§ Exercise goal:
In the records below, pick out all lines containing the word "Households".

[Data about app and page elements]
-------------------------
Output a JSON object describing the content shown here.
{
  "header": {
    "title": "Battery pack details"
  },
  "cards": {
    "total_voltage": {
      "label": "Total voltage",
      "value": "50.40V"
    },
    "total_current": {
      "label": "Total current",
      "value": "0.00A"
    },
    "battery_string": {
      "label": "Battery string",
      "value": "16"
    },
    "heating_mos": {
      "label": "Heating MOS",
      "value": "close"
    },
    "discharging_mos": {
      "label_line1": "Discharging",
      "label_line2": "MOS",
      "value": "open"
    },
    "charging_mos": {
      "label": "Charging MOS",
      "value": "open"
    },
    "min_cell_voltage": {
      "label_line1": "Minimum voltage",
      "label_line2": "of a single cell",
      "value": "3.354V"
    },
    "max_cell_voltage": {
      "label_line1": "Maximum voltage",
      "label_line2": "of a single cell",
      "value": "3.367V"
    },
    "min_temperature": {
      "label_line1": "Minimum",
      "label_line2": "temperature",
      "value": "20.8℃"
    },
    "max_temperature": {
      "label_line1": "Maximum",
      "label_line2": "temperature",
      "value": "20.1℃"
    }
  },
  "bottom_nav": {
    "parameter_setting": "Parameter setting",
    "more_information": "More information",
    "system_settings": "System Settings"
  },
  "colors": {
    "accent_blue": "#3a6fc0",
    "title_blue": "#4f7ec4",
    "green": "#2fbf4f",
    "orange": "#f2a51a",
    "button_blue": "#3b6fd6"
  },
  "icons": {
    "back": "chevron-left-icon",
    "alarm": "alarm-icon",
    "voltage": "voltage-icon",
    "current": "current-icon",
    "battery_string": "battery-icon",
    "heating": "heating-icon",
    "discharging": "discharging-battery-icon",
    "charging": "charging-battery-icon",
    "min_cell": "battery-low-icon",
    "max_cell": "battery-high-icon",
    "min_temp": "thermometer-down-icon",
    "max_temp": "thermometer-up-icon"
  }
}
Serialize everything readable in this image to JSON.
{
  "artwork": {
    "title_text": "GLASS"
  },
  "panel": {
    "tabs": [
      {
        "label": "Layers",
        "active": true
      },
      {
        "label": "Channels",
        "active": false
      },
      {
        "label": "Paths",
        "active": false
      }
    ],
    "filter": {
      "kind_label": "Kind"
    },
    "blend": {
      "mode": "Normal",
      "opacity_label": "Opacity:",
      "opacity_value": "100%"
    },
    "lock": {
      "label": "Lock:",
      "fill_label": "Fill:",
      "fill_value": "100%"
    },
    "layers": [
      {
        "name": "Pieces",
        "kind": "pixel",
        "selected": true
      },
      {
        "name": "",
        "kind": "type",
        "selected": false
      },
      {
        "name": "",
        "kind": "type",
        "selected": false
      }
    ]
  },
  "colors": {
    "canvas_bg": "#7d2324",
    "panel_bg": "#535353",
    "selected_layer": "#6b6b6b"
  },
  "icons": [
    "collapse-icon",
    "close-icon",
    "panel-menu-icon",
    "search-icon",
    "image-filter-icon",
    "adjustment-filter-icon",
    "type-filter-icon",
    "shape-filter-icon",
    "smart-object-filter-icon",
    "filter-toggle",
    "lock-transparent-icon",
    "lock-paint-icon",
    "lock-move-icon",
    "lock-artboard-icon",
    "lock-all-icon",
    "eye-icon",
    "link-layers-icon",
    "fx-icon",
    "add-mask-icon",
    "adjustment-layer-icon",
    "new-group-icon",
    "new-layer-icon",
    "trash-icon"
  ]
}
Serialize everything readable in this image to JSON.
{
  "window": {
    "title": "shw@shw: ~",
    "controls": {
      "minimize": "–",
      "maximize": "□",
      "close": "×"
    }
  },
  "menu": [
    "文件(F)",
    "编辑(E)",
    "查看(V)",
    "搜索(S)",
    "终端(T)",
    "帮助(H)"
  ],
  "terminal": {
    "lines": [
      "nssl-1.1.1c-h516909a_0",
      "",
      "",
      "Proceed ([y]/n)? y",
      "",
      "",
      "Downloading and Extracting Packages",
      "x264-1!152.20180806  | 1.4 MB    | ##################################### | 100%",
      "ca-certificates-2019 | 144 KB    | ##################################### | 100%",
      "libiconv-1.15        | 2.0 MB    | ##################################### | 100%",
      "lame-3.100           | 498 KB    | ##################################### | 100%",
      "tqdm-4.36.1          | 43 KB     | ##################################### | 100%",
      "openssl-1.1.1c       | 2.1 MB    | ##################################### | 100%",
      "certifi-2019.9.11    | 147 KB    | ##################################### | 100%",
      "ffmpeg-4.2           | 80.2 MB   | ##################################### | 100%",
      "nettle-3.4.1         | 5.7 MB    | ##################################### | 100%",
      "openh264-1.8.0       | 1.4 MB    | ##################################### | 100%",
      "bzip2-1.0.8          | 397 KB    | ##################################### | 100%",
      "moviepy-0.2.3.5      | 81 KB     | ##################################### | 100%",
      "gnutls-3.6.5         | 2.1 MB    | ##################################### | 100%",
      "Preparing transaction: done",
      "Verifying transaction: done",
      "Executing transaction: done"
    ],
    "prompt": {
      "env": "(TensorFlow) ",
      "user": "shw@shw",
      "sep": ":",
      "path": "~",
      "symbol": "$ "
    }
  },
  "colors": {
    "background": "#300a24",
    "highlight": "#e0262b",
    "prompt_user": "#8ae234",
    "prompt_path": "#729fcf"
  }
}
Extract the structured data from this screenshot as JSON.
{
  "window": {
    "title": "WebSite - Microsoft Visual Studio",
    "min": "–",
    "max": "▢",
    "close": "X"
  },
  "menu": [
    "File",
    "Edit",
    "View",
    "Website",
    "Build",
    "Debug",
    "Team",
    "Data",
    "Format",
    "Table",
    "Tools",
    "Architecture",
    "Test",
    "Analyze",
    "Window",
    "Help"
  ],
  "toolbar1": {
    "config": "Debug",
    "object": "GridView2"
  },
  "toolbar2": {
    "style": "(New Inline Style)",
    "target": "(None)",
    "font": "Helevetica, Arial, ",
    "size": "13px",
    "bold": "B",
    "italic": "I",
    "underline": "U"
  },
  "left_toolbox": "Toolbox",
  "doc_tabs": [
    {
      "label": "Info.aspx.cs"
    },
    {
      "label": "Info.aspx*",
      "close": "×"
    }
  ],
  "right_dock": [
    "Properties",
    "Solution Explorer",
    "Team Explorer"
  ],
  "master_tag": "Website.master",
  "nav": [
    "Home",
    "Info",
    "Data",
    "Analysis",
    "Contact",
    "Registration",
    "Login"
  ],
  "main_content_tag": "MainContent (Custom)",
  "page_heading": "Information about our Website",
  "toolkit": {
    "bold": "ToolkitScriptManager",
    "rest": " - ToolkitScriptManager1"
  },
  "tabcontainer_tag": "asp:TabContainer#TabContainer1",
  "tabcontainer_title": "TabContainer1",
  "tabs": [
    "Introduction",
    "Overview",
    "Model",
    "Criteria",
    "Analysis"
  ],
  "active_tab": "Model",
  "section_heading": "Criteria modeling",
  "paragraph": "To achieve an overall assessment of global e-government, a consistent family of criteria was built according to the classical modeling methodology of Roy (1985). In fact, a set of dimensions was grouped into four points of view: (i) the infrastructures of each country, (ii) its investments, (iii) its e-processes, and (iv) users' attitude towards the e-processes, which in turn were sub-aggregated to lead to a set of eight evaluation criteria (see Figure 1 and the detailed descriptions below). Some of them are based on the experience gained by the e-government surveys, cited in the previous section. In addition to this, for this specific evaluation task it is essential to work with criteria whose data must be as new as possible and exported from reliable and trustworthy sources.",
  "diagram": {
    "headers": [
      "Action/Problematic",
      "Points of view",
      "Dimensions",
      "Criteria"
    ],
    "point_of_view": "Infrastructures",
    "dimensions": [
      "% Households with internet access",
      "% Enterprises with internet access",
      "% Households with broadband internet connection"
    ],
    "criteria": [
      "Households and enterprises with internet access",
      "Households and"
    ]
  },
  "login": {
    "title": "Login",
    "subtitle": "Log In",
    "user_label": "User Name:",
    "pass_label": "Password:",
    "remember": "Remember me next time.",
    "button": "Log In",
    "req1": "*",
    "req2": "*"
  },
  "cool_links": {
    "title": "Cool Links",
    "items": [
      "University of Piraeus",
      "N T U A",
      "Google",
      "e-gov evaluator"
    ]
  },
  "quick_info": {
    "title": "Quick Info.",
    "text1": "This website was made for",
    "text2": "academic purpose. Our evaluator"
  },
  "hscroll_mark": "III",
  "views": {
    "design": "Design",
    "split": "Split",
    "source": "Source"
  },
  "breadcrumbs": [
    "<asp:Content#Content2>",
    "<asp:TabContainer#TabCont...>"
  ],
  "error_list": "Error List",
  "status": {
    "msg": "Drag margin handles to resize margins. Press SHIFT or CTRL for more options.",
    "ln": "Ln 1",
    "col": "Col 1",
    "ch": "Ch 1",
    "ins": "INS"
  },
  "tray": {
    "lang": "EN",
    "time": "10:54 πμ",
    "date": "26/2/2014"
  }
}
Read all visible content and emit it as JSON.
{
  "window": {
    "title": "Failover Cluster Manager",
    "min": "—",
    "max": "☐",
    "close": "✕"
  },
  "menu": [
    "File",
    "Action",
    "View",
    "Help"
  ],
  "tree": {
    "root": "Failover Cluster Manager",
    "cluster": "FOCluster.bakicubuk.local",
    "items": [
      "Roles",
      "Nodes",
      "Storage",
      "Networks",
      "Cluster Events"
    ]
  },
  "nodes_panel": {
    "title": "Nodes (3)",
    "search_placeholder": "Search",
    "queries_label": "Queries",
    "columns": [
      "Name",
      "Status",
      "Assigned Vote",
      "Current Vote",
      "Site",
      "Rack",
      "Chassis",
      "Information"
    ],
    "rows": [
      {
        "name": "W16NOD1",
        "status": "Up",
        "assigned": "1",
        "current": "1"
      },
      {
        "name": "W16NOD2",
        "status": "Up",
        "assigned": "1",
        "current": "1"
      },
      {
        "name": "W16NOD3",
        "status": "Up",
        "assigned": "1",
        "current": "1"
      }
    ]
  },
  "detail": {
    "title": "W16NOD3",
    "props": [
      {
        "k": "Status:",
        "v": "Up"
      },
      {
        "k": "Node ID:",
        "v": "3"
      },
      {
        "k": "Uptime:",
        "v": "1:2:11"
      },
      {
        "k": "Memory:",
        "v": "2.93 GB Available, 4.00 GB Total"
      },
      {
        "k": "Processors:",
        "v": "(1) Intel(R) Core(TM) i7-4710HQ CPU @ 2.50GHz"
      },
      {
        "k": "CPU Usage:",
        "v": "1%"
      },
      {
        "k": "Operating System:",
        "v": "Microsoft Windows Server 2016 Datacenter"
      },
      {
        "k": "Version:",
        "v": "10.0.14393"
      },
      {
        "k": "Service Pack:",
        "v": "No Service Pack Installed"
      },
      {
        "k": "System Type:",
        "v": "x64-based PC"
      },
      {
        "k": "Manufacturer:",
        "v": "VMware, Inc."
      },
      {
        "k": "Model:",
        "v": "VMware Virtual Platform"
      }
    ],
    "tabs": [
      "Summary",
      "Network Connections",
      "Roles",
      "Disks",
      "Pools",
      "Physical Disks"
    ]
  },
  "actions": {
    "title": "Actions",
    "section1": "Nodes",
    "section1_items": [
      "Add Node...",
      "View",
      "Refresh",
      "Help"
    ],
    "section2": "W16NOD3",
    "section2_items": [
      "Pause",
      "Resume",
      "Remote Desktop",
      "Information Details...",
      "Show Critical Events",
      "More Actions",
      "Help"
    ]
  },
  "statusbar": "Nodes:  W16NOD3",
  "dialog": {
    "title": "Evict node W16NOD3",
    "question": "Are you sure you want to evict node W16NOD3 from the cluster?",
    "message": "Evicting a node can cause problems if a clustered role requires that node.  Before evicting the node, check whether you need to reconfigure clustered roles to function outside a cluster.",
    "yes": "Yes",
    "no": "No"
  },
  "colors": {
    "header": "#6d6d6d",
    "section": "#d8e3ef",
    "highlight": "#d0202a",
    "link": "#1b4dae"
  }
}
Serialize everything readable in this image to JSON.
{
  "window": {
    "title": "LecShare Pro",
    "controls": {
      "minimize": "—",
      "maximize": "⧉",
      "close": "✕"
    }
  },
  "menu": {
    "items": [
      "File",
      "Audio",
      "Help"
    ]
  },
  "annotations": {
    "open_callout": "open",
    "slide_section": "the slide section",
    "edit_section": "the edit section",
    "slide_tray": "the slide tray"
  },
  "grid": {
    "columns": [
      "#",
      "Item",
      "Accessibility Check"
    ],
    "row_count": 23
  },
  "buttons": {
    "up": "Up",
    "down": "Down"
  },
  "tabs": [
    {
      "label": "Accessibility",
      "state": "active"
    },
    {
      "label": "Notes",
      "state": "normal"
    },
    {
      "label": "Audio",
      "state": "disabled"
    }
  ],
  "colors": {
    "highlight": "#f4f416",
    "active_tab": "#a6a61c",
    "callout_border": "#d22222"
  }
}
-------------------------
§ Answer to the problem:
      "% Households with internet access",
      "% Households with broadband internet connection"
      "Households and enterprises with internet access",
      "Households and"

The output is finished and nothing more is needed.